Exercise directions:
Set each entry down verbatim, omitting images.

Entries from a dataset of interfaces:
[Start of section]

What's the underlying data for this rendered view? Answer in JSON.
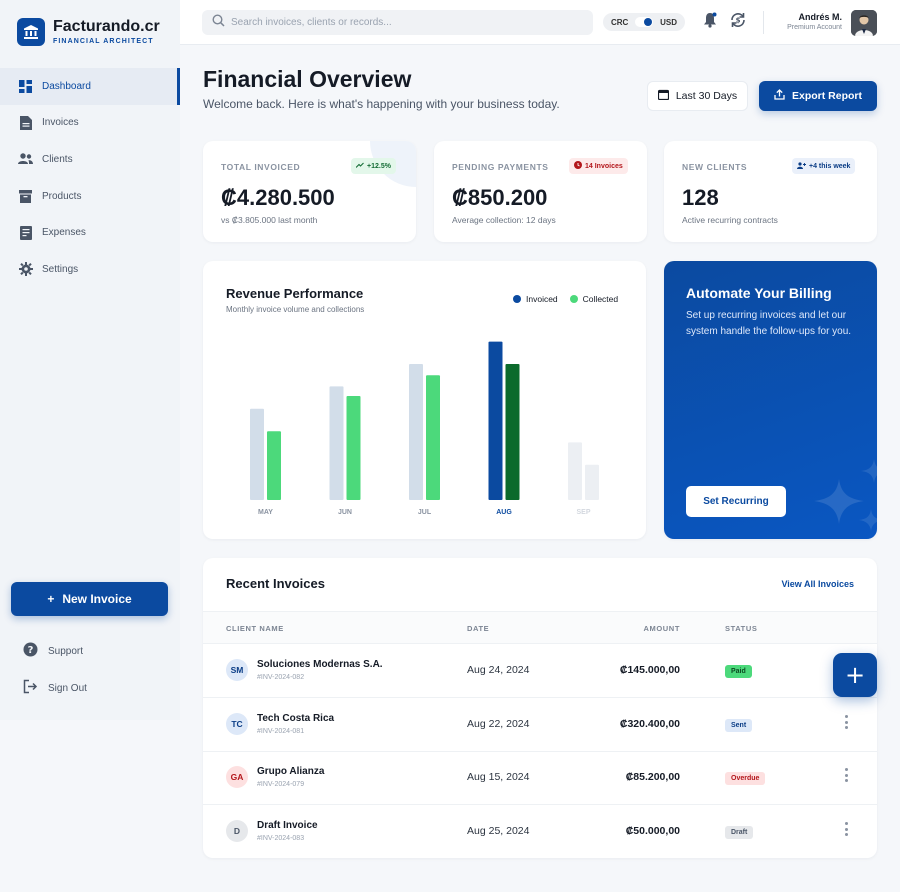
{
  "brand": {
    "name": "Facturando.cr",
    "tagline": "FINANCIAL ARCHITECT"
  },
  "sidebar": {
    "items": [
      {
        "label": "Dashboard",
        "icon": "grid-icon",
        "active": true
      },
      {
        "label": "Invoices",
        "icon": "document-icon"
      },
      {
        "label": "Clients",
        "icon": "users-icon"
      },
      {
        "label": "Products",
        "icon": "box-icon"
      },
      {
        "label": "Expenses",
        "icon": "receipt-icon"
      },
      {
        "label": "Settings",
        "icon": "gear-icon"
      }
    ],
    "new_invoice": "New Invoice",
    "support": "Support",
    "sign_out": "Sign Out"
  },
  "topbar": {
    "search_placeholder": "Search invoices, clients or records...",
    "currency_left": "CRC",
    "currency_right": "USD",
    "user_name": "Andrés M.",
    "user_role": "Premium Account"
  },
  "header": {
    "title": "Financial Overview",
    "subtitle": "Welcome back. Here is what's happening with your business today.",
    "date_range": "Last 30 Days",
    "export": "Export Report"
  },
  "stats": [
    {
      "label": "TOTAL INVOICED",
      "badge": "+12.5%",
      "value": "₡4.280.500",
      "note": "vs ₡3.805.000 last month"
    },
    {
      "label": "PENDING PAYMENTS",
      "badge": "14 Invoices",
      "value": "₡850.200",
      "note": "Average collection: 12 days"
    },
    {
      "label": "NEW CLIENTS",
      "badge": "+4 this week",
      "value": "128",
      "note": "Active recurring contracts"
    }
  ],
  "chart": {
    "title": "Revenue Performance",
    "subtitle": "Monthly invoice volume and collections",
    "legend_invoiced": "Invoiced",
    "legend_collected": "Collected"
  },
  "chart_data": {
    "type": "bar",
    "categories": [
      "MAY",
      "JUN",
      "JUL",
      "AUG",
      "SEP"
    ],
    "highlight": "AUG",
    "ylim": [
      0,
      100
    ],
    "series": [
      {
        "name": "Invoiced",
        "values": [
          57,
          71,
          85,
          99,
          36
        ]
      },
      {
        "name": "Collected",
        "values": [
          43,
          65,
          78,
          85,
          22
        ]
      }
    ],
    "colors": {
      "invoiced": "#d2dde9",
      "collected": "#4cd97b",
      "invoiced_highlight": "#0b4aa0",
      "collected_highlight": "#0b6a2c",
      "invoiced_faded": "#eceff3",
      "collected_faded": "#eceff3"
    }
  },
  "automate": {
    "title": "Automate Your Billing",
    "text": "Set up recurring invoices and let our system handle the follow-ups for you.",
    "button": "Set Recurring"
  },
  "invoices": {
    "title": "Recent Invoices",
    "view_all": "View All Invoices",
    "columns": {
      "client": "CLIENT NAME",
      "date": "DATE",
      "amount": "AMOUNT",
      "status": "STATUS"
    },
    "rows": [
      {
        "initials": "SM",
        "name": "Soluciones Modernas S.A.",
        "id": "#INV-2024-082",
        "date": "Aug 24, 2024",
        "amount": "₡145.000,00",
        "status": "Paid"
      },
      {
        "initials": "TC",
        "name": "Tech Costa Rica",
        "id": "#INV-2024-081",
        "date": "Aug 22, 2024",
        "amount": "₡320.400,00",
        "status": "Sent"
      },
      {
        "initials": "GA",
        "name": "Grupo Alianza",
        "id": "#INV-2024-079",
        "date": "Aug 15, 2024",
        "amount": "₡85.200,00",
        "status": "Overdue"
      },
      {
        "initials": "D",
        "name": "Draft Invoice",
        "id": "#INV-2024-083",
        "date": "Aug 25, 2024",
        "amount": "₡50.000,00",
        "status": "Draft"
      }
    ]
  },
  "fab_label": "+"
}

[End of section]

Task result:
What's the underlying data for this rendered view? Answer in JSON.
{
  "brand": {
    "name": "Facturando.cr",
    "tagline": "FINANCIAL ARCHITECT"
  },
  "sidebar": {
    "items": [
      {
        "label": "Dashboard",
        "icon": "grid-icon",
        "active": true
      },
      {
        "label": "Invoices",
        "icon": "document-icon"
      },
      {
        "label": "Clients",
        "icon": "users-icon"
      },
      {
        "label": "Products",
        "icon": "box-icon"
      },
      {
        "label": "Expenses",
        "icon": "receipt-icon"
      },
      {
        "label": "Settings",
        "icon": "gear-icon"
      }
    ],
    "new_invoice": "New Invoice",
    "support": "Support",
    "sign_out": "Sign Out"
  },
  "topbar": {
    "search_placeholder": "Search invoices, clients or records...",
    "currency_left": "CRC",
    "currency_right": "USD",
    "user_name": "Andrés M.",
    "user_role": "Premium Account"
  },
  "header": {
    "title": "Financial Overview",
    "subtitle": "Welcome back. Here is what's happening with your business today.",
    "date_range": "Last 30 Days",
    "export": "Export Report"
  },
  "stats": [
    {
      "label": "TOTAL INVOICED",
      "badge": "+12.5%",
      "value": "₡4.280.500",
      "note": "vs ₡3.805.000 last month"
    },
    {
      "label": "PENDING PAYMENTS",
      "badge": "14 Invoices",
      "value": "₡850.200",
      "note": "Average collection: 12 days"
    },
    {
      "label": "NEW CLIENTS",
      "badge": "+4 this week",
      "value": "128",
      "note": "Active recurring contracts"
    }
  ],
  "chart": {
    "title": "Revenue Performance",
    "subtitle": "Monthly invoice volume and collections",
    "legend_invoiced": "Invoiced",
    "legend_collected": "Collected"
  },
  "chart_data": {
    "type": "bar",
    "categories": [
      "MAY",
      "JUN",
      "JUL",
      "AUG",
      "SEP"
    ],
    "highlight": "AUG",
    "ylim": [
      0,
      100
    ],
    "series": [
      {
        "name": "Invoiced",
        "values": [
          57,
          71,
          85,
          99,
          36
        ]
      },
      {
        "name": "Collected",
        "values": [
          43,
          65,
          78,
          85,
          22
        ]
      }
    ],
    "colors": {
      "invoiced": "#d2dde9",
      "collected": "#4cd97b",
      "invoiced_highlight": "#0b4aa0",
      "collected_highlight": "#0b6a2c",
      "invoiced_faded": "#eceff3",
      "collected_faded": "#eceff3"
    }
  },
  "automate": {
    "title": "Automate Your Billing",
    "text": "Set up recurring invoices and let our system handle the follow-ups for you.",
    "button": "Set Recurring"
  },
  "invoices": {
    "title": "Recent Invoices",
    "view_all": "View All Invoices",
    "columns": {
      "client": "CLIENT NAME",
      "date": "DATE",
      "amount": "AMOUNT",
      "status": "STATUS"
    },
    "rows": [
      {
        "initials": "SM",
        "name": "Soluciones Modernas S.A.",
        "id": "#INV-2024-082",
        "date": "Aug 24, 2024",
        "amount": "₡145.000,00",
        "status": "Paid"
      },
      {
        "initials": "TC",
        "name": "Tech Costa Rica",
        "id": "#INV-2024-081",
        "date": "Aug 22, 2024",
        "amount": "₡320.400,00",
        "status": "Sent"
      },
      {
        "initials": "GA",
        "name": "Grupo Alianza",
        "id": "#INV-2024-079",
        "date": "Aug 15, 2024",
        "amount": "₡85.200,00",
        "status": "Overdue"
      },
      {
        "initials": "D",
        "name": "Draft Invoice",
        "id": "#INV-2024-083",
        "date": "Aug 25, 2024",
        "amount": "₡50.000,00",
        "status": "Draft"
      }
    ]
  },
  "fab_label": "+"
}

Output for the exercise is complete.